(App and web page records)
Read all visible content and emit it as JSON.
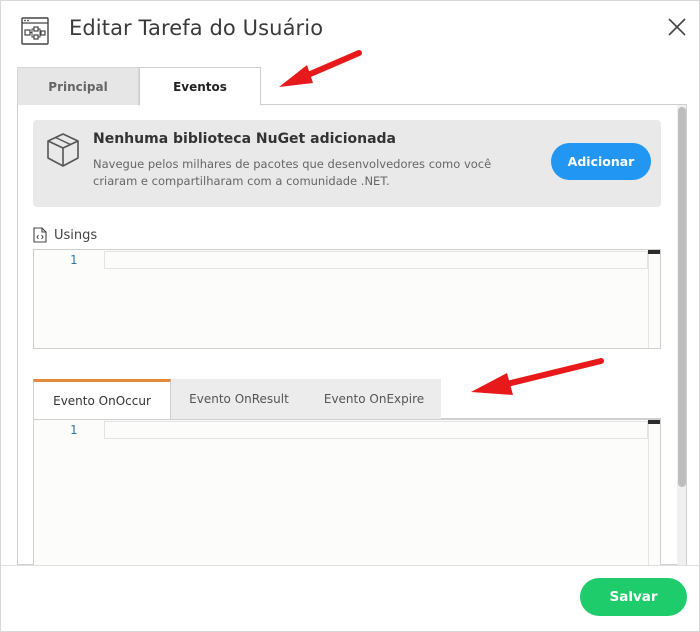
{
  "dialog": {
    "title": "Editar Tarefa do Usuário",
    "close_icon": "close-icon",
    "app_icon": "workflow-diagram-icon"
  },
  "top_tabs": [
    {
      "label": "Principal",
      "active": false
    },
    {
      "label": "Eventos",
      "active": true
    }
  ],
  "nuget": {
    "icon": "package-box-icon",
    "title": "Nenhuma biblioteca NuGet adicionada",
    "description": "Navegue pelos milhares de pacotes que desenvolvedores como você criaram e compartilharam com a comunidade .NET.",
    "add_label": "Adicionar"
  },
  "usings": {
    "label": "Usings",
    "icon": "code-file-icon",
    "line_number": "1"
  },
  "event_tabs": [
    {
      "label": "Evento OnOccur",
      "active": true
    },
    {
      "label": "Evento OnResult",
      "active": false
    },
    {
      "label": "Evento OnExpire",
      "active": false
    }
  ],
  "event_editor": {
    "line_number": "1"
  },
  "footer": {
    "save_label": "Salvar"
  },
  "colors": {
    "accent_blue": "#2196f3",
    "save_green": "#1fcc6b",
    "active_tab_accent": "#e8883a",
    "annotation_arrow": "#e8191a",
    "line_number": "#2b7aa5"
  }
}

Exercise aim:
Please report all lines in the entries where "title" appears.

Answer for this exercise:
    "title": "Editar Tarefa do Usuário",
    "title": "Nenhuma biblioteca NuGet adicionada",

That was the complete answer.